“Working in groups allows you to take on different roles, establish relationships with peers, take on another’s perspective and provides easier communication within an assignment,” Howard said.
Howard said school was his top priority before entering the workforce as a bank teller.
“I always made an effort to set aside a time of day for school work and studying. It was then that I made time for other things that were important to me,” he said.
Howard said simply attending class and utilizing his campus resources were key to his success as a graduate.
Marianne Burris, 21, junior at UNC-Chapel Hill, said she learns best by studying independently outside of class, engaging with the course materials on her own time.
“It tends to vary from time to time, but I honestly love learning from the textbook over the hands-on approach because it is a structurally set resource that’s easy to rely on,” Burris said.
Burris does not have a job other than her full-time commitment to school, but she said outside distractions have a way of finding her.
“When I see my friends going out and having fun, this distracts me from my school work. Sometimes, I’ll even join them for a night out. The social pressure is real,” she said.
Burris said she tries practicing mental techniques to aid her studying habits.
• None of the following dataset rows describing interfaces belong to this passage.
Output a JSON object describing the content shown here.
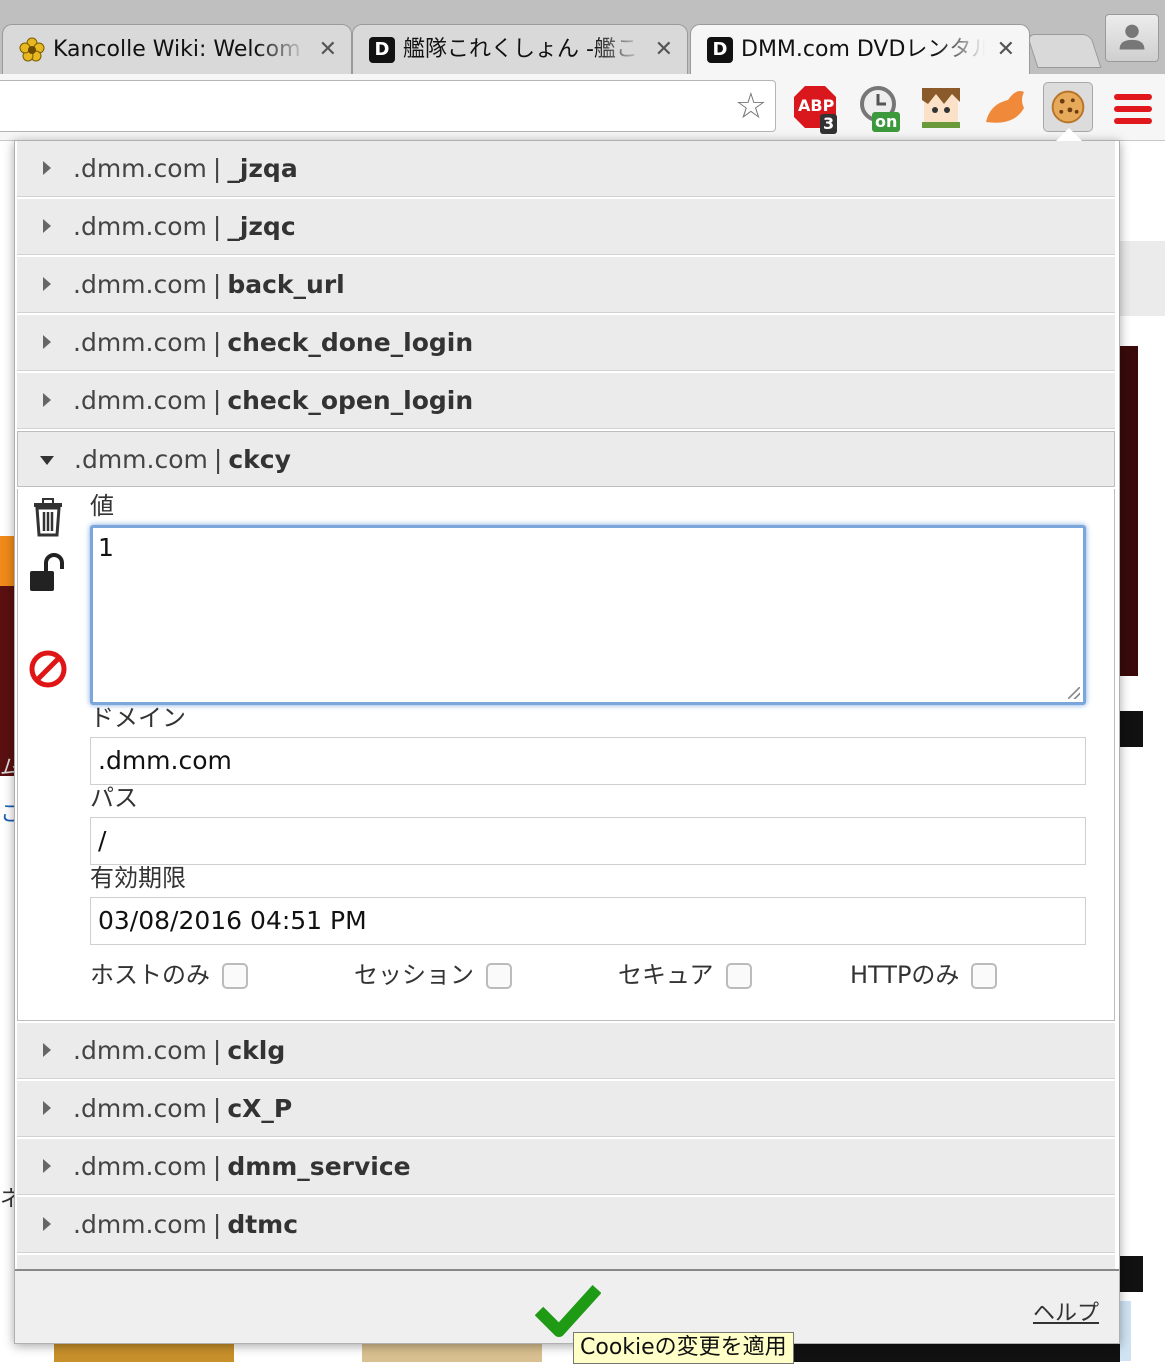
{
  "tabs": [
    {
      "title": "Kancolle Wiki: Welcom",
      "icon": "flower-favicon-icon",
      "close": "✕"
    },
    {
      "title": "艦隊これくしょん -艦こ",
      "icon": "dmm-favicon-icon",
      "close": "✕"
    },
    {
      "title": "DMM.com DVDレンタル",
      "icon": "dmm-favicon-icon",
      "close": "✕"
    }
  ],
  "toolbar": {
    "abp_label": "ABP",
    "abp_badge": "3",
    "timer_badge": "on"
  },
  "cookies": {
    "rows_before": [
      {
        "domain": ".dmm.com",
        "name": "_jzqa"
      },
      {
        "domain": ".dmm.com",
        "name": "_jzqc"
      },
      {
        "domain": ".dmm.com",
        "name": "back_url"
      },
      {
        "domain": ".dmm.com",
        "name": "check_done_login"
      },
      {
        "domain": ".dmm.com",
        "name": "check_open_login"
      }
    ],
    "expanded": {
      "domain": ".dmm.com",
      "name": "ckcy",
      "value_label": "値",
      "value": "1",
      "domain_label": "ドメイン",
      "domain_value": ".dmm.com",
      "path_label": "パス",
      "path_value": "/",
      "expiry_label": "有効期限",
      "expiry_value": "03/08/2016 04:51 PM",
      "options": [
        {
          "label": "ホストのみ",
          "checked": false
        },
        {
          "label": "セッション",
          "checked": false
        },
        {
          "label": "セキュア",
          "checked": false
        },
        {
          "label": "HTTPのみ",
          "checked": false
        }
      ]
    },
    "rows_after": [
      {
        "domain": ".dmm.com",
        "name": "cklg"
      },
      {
        "domain": ".dmm.com",
        "name": "cX_P"
      },
      {
        "domain": ".dmm.com",
        "name": "dmm_service"
      },
      {
        "domain": ".dmm.com",
        "name": "dtmc"
      }
    ],
    "separator": "|"
  },
  "footer": {
    "help_label": "ヘルプ",
    "apply_tooltip": "Cookieの変更を適用"
  },
  "background_text": {
    "edge_char_1": "こ",
    "edge_char_2": "ム",
    "edge_char_3": "ネ"
  },
  "colors": {
    "accent_blue": "#7aa6dc",
    "apply_green": "#1e9a14",
    "block_red": "#e01616",
    "menu_red": "#e0181d"
  }
}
“There are many outside influences that can make or break a student’s academic progress,” Rizzo said. “However, if school work is spaced out on a daily schedule, this can help anyone wanting to pursue an education. You’ve got to learn time management. It, in itself, is a valuable resource.”